Page and application data records:

************

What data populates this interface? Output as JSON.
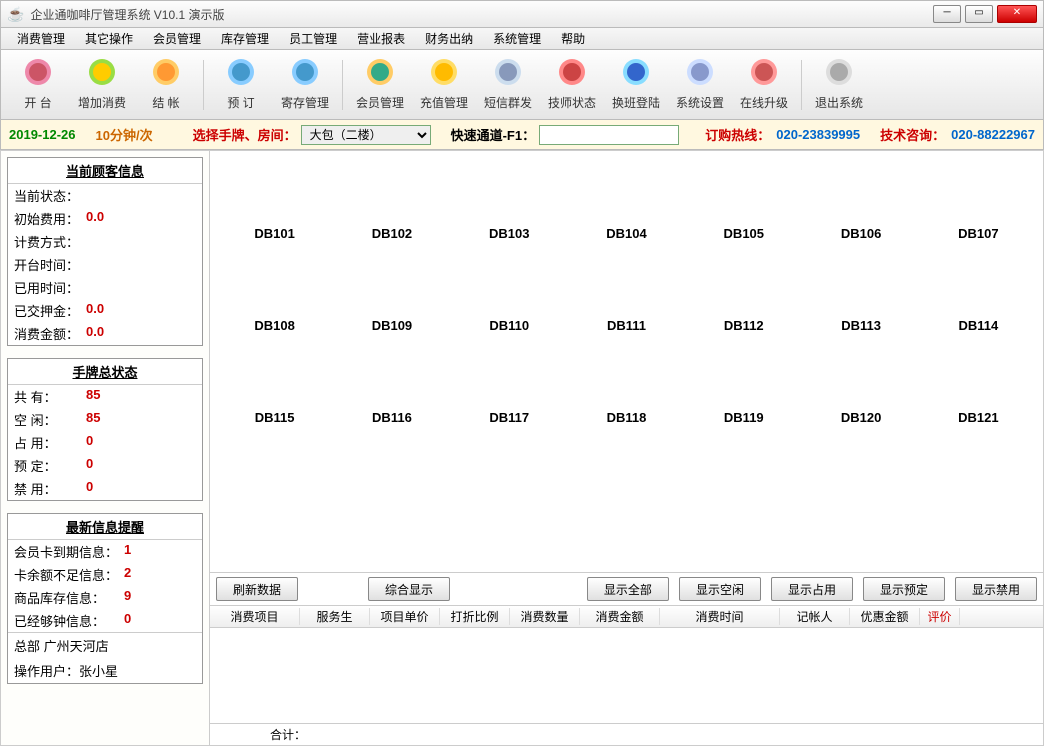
{
  "window": {
    "title": "企业通咖啡厅管理系统 V10.1 演示版"
  },
  "menu": [
    "消费管理",
    "其它操作",
    "会员管理",
    "库存管理",
    "员工管理",
    "营业报表",
    "财务出纳",
    "系统管理",
    "帮助"
  ],
  "toolbar": [
    {
      "id": "kaitai",
      "label": "开 台",
      "color1": "#e8a",
      "color2": "#c56"
    },
    {
      "id": "zengjia",
      "label": "增加消费",
      "color1": "#9d4",
      "color2": "#fc0"
    },
    {
      "id": "jiezhang",
      "label": "结 帐",
      "color1": "#fc6",
      "color2": "#f93"
    },
    {
      "id": "yuding",
      "label": "预 订",
      "color1": "#8cf",
      "color2": "#49c"
    },
    {
      "id": "jicun",
      "label": "寄存管理",
      "color1": "#8cf",
      "color2": "#49c"
    },
    {
      "id": "huiyuan",
      "label": "会员管理",
      "color1": "#fc6",
      "color2": "#3a8"
    },
    {
      "id": "chongzhi",
      "label": "充值管理",
      "color1": "#fd6",
      "color2": "#fb0"
    },
    {
      "id": "duanxin",
      "label": "短信群发",
      "color1": "#cde",
      "color2": "#89b"
    },
    {
      "id": "jishi",
      "label": "技师状态",
      "color1": "#f88",
      "color2": "#c44"
    },
    {
      "id": "huanban",
      "label": "换班登陆",
      "color1": "#8df",
      "color2": "#36c"
    },
    {
      "id": "xitong",
      "label": "系统设置",
      "color1": "#cdf",
      "color2": "#89c"
    },
    {
      "id": "zaixian",
      "label": "在线升级",
      "color1": "#f99",
      "color2": "#c55"
    },
    {
      "id": "tuichu",
      "label": "退出系统",
      "color1": "#ddd",
      "color2": "#aaa"
    }
  ],
  "filter": {
    "date": "2019-12-26",
    "rate": "10分钟/次",
    "select_room_label": "选择手牌、房间：",
    "room_select_value": "大包（二楼）",
    "fast_channel_label": "快速通道-F1：",
    "fast_channel_value": "",
    "hotline_label": "订购热线：",
    "hotline_num": "020-23839995",
    "tech_label": "技术咨询：",
    "tech_num": "020-88222967"
  },
  "guest_panel": {
    "title": "当前顾客信息",
    "rows": [
      {
        "k": "当前状态：",
        "v": ""
      },
      {
        "k": "初始费用：",
        "v": "0.0",
        "red": true
      },
      {
        "k": "计费方式：",
        "v": ""
      },
      {
        "k": "开台时间：",
        "v": ""
      },
      {
        "k": "已用时间：",
        "v": ""
      },
      {
        "k": "已交押金：",
        "v": "0.0",
        "red": true
      },
      {
        "k": "消费金额：",
        "v": "0.0",
        "red": true
      }
    ]
  },
  "status_panel": {
    "title": "手牌总状态",
    "rows": [
      {
        "k": "共    有：",
        "v": "85",
        "red": true
      },
      {
        "k": "空    闲：",
        "v": "85",
        "red": true
      },
      {
        "k": "占    用：",
        "v": "0",
        "red": true
      },
      {
        "k": "预    定：",
        "v": "0",
        "red": true
      },
      {
        "k": "禁    用：",
        "v": "0",
        "red": true
      }
    ]
  },
  "alert_panel": {
    "title": "最新信息提醒",
    "rows": [
      {
        "k": "会员卡到期信息：",
        "v": "1",
        "red": true
      },
      {
        "k": "卡余额不足信息：",
        "v": "2",
        "red": true
      },
      {
        "k": "商品库存信息：",
        "v": "9",
        "red": true
      },
      {
        "k": "已经够钟信息：",
        "v": "0",
        "red": true
      }
    ],
    "store_line1": "总部  广州天河店",
    "store_line2": "操作用户：张小星"
  },
  "rooms": [
    "DB101",
    "DB102",
    "DB103",
    "DB104",
    "DB105",
    "DB106",
    "DB107",
    "DB108",
    "DB109",
    "DB110",
    "DB111",
    "DB112",
    "DB113",
    "DB114",
    "DB115",
    "DB116",
    "DB117",
    "DB118",
    "DB119",
    "DB120",
    "DB121",
    "",
    "",
    "",
    "",
    "",
    "",
    ""
  ],
  "btnrow": {
    "refresh": "刷新数据",
    "comprehensive": "综合显示",
    "all": "显示全部",
    "idle": "显示空闲",
    "used": "显示占用",
    "reserved": "显示预定",
    "disabled": "显示禁用"
  },
  "table_headers": [
    "消费项目",
    "服务生",
    "项目单价",
    "打折比例",
    "消费数量",
    "消费金额",
    "消费时间",
    "记帐人",
    "优惠金额",
    "评价"
  ],
  "table_footer": "合计："
}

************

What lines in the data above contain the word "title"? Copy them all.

    "title": "企业通咖啡厅管理系统 V10.1 演示版"
    "title": "当前顾客信息",
    "title": "手牌总状态",
    "title": "最新信息提醒",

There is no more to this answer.